"We need to change dogs," Hanson said. "Lucky and Thunderbolt are tired."
Now Hadler removes two foxhounds from crates in the back of his truck and leads them on a leash toward a woodlot.
Hanson also breaks out a new hound, Annie, and leads her in the same direction.
Engler, Aesche and Schroeder position themselves strategically in nearby fields, their guns ready.
Hadler and Hanson free their dogs, and the coyote busts from the woodlot, lickety-split, opening its legs and using up country fast.
The deep snow seems not at all to bother the fleeing animal.
I hear what seem to be two shots.
Or maybe not.
Either way, the coyote runs unfazed across the white nothingness, no place to hide, the hounds in pursuit.
Jumping behind the wheel of Hanson's truck, I take my turn driving aggressively on country roads. My camera is my gun, and I'm trying to get close enough for a shot.
Two miles away, the coyote doubles back.
Experienced at this, Hanson, Adler, Schroeder and Aesche know intuitively the direction the coyote is likely to run.
"Like everyone else, a coyote is a creature of habit," Hanson says.
Nearly four hours have passed since the chase began.
The coyote crosses a county road, soon to disappear into another woodlot.
Waiting there is Hanson, a load of buckshot in his 12 gauge.
A squeeze of the trigger and the chase ends.
Retrieving the female coyote from beneath a tree, Hadler discovers that her right rear leg below the knee had been lost long ago, perhaps to an accident, or to an encounter with a trap or gun.

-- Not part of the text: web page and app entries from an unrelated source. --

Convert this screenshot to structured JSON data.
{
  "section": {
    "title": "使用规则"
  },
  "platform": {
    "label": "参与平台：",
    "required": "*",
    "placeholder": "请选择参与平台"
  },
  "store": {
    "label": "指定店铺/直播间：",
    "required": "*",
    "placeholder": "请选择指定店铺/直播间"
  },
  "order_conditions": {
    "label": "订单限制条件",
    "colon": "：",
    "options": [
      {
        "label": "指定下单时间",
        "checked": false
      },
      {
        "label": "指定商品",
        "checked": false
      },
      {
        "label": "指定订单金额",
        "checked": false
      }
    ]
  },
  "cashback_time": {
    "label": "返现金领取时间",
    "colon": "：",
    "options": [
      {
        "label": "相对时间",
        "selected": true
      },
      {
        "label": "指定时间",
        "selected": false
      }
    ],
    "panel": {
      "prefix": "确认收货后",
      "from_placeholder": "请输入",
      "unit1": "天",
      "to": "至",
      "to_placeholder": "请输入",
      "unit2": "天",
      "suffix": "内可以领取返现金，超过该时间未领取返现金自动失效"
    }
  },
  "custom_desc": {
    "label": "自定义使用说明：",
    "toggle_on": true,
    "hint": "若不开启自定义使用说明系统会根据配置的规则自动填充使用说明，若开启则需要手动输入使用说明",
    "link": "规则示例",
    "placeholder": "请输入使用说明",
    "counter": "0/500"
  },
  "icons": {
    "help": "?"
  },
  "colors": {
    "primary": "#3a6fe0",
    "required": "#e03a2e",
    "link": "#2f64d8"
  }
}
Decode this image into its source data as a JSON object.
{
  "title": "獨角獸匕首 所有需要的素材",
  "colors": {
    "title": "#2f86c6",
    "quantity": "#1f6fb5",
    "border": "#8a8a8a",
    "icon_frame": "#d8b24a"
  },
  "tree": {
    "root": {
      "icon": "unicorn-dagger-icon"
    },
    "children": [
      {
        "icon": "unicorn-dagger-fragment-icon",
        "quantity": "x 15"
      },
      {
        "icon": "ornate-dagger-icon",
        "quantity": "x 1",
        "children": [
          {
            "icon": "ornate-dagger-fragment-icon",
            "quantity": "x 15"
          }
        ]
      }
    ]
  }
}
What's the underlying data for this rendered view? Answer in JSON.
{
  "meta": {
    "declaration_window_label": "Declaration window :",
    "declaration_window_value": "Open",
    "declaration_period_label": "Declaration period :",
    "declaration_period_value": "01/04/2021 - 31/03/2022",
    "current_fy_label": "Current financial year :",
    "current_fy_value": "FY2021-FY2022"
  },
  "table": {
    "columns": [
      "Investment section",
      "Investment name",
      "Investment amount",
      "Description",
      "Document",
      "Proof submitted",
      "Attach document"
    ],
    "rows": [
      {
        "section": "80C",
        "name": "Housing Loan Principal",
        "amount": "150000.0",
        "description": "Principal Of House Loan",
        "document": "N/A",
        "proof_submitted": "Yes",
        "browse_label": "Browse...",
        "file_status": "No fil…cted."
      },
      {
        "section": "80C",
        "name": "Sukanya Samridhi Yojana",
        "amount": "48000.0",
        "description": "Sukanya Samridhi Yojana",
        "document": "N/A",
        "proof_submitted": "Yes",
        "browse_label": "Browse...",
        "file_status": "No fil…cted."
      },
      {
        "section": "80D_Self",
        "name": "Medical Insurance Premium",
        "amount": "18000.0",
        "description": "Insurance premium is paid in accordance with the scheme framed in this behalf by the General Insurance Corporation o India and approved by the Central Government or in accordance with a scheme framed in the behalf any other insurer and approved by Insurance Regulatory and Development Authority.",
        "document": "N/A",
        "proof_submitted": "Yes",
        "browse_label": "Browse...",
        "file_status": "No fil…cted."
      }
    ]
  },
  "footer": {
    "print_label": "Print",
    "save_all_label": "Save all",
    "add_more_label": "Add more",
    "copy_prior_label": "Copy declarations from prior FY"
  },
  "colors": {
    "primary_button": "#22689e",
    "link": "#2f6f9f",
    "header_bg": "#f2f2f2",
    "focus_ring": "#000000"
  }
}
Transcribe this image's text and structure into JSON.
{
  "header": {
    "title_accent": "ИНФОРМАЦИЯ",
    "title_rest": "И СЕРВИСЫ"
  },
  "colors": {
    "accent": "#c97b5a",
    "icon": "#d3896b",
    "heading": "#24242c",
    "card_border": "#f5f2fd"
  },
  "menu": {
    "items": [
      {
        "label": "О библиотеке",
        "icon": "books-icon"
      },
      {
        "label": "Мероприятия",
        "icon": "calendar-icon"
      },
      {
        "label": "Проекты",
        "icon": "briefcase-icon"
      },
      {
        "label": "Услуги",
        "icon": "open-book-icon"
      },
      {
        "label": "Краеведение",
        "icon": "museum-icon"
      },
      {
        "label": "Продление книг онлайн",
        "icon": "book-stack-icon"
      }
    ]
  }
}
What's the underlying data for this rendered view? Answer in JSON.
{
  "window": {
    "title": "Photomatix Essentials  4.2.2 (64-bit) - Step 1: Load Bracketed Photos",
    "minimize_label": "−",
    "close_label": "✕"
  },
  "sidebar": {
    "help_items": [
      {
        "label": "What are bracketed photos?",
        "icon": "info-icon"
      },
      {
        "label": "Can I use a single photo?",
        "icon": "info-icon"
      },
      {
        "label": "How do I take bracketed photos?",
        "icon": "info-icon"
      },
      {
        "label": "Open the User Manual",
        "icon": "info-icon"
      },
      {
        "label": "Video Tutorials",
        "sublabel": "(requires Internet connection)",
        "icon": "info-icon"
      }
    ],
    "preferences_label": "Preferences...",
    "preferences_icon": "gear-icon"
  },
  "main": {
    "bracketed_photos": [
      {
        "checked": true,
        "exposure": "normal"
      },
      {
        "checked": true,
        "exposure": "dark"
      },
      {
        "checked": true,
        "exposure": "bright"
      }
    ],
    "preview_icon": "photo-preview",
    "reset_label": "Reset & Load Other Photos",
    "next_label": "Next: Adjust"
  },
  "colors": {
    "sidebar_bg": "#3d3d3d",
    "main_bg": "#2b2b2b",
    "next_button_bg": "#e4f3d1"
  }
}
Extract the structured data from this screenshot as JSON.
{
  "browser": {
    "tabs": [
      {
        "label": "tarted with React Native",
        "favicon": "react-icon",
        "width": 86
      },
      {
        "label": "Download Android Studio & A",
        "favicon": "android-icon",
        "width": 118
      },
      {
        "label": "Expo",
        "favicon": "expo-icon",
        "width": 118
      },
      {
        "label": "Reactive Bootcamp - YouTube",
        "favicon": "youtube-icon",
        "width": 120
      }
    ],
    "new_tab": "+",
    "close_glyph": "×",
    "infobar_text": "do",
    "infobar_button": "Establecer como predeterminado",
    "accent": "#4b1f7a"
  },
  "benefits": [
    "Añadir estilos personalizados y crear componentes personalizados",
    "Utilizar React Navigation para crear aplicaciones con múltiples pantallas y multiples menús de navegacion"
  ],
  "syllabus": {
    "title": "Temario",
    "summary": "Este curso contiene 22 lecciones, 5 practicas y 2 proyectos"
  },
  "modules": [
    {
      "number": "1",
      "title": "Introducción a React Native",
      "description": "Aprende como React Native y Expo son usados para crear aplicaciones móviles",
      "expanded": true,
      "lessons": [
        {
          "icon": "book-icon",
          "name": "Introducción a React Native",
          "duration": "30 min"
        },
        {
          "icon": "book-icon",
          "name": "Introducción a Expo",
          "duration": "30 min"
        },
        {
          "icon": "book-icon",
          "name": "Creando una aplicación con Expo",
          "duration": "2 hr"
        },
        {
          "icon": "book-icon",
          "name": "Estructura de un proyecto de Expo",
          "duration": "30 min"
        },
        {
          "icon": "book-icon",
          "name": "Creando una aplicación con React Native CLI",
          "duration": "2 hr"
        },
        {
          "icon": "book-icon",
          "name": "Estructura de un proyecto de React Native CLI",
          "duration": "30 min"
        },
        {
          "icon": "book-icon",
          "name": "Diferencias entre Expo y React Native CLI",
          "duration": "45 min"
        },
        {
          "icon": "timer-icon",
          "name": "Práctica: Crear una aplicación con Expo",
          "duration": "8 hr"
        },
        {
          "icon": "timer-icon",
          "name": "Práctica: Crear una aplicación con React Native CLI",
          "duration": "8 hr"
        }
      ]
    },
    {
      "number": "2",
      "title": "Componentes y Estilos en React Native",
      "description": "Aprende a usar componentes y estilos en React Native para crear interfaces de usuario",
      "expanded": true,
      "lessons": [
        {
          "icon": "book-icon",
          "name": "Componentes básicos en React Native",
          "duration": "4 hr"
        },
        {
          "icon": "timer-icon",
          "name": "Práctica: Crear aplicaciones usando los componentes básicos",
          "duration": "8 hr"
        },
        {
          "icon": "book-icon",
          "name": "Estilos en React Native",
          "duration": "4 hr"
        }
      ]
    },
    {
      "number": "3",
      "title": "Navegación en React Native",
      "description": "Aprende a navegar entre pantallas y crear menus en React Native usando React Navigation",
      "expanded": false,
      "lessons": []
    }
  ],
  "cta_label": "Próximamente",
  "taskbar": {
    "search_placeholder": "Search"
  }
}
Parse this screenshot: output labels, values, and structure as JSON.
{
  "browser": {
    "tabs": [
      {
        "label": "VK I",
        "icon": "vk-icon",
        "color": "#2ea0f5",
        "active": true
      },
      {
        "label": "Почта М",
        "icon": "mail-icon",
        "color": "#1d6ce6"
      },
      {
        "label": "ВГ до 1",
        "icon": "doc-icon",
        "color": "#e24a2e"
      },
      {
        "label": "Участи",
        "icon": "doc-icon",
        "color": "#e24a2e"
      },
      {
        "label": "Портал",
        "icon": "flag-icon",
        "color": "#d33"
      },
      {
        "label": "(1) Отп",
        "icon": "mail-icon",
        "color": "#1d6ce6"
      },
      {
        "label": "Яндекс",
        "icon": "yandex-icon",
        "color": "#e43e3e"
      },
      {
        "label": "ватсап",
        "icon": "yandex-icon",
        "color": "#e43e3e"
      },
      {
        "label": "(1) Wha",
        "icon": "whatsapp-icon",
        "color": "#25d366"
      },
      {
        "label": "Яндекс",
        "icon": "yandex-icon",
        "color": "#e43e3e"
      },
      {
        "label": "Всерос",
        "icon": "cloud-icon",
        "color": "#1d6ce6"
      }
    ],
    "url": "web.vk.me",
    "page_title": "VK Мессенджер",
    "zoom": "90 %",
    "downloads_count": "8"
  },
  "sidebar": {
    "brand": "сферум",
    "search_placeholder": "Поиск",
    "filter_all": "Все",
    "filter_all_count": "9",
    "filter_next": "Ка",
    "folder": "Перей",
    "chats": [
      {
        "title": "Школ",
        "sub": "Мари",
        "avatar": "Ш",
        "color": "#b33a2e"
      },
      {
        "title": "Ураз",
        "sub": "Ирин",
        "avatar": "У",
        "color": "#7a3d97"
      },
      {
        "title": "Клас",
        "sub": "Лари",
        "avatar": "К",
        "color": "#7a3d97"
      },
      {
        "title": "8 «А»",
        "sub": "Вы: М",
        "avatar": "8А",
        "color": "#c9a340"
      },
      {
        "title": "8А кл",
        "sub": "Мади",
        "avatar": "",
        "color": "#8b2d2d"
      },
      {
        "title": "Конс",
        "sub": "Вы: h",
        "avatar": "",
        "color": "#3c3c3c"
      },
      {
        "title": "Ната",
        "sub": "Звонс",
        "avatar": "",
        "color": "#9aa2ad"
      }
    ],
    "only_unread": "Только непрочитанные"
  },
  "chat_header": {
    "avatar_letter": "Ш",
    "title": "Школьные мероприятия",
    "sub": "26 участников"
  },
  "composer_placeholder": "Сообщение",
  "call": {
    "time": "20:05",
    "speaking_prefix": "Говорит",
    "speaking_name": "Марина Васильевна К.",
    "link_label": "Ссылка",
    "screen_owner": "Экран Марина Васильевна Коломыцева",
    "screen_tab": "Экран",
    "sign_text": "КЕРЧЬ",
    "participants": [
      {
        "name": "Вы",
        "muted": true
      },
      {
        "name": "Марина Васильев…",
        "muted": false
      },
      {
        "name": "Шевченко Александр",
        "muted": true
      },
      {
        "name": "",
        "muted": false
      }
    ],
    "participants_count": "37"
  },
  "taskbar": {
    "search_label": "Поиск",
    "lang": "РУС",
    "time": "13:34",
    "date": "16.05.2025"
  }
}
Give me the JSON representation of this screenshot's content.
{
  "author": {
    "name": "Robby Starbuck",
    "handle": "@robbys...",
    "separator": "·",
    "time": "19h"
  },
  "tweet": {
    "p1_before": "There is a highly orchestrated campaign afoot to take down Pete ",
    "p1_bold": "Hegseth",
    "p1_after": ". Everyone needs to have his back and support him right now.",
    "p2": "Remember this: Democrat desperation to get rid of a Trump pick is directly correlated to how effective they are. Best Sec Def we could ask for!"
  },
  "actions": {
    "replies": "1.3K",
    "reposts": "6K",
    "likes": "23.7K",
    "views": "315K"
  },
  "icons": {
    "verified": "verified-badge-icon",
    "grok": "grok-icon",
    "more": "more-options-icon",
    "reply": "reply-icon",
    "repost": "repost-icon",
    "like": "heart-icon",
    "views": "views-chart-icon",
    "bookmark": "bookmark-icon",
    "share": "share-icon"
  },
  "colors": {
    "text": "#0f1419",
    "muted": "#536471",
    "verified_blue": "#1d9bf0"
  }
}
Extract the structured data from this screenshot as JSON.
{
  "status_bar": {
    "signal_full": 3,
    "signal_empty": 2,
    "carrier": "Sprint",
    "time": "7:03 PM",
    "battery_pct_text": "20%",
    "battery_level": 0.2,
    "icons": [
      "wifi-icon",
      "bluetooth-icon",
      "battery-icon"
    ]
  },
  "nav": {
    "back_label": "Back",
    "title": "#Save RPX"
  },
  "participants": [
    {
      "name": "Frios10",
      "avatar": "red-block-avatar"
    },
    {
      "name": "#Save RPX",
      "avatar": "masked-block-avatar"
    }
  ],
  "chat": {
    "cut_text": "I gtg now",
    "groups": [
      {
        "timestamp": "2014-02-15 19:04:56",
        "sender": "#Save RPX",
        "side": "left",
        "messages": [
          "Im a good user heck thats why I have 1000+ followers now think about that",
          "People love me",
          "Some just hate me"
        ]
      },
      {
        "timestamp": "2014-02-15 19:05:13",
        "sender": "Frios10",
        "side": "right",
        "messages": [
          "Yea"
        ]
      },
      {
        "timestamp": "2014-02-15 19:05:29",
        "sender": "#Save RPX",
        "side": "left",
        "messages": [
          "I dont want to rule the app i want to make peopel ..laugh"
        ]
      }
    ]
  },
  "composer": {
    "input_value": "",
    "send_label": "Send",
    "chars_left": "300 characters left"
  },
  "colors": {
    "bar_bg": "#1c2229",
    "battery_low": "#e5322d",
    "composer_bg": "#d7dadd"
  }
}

"She ran all that way on three legs," Hanson said. "They're tough animals. I respect them a lot."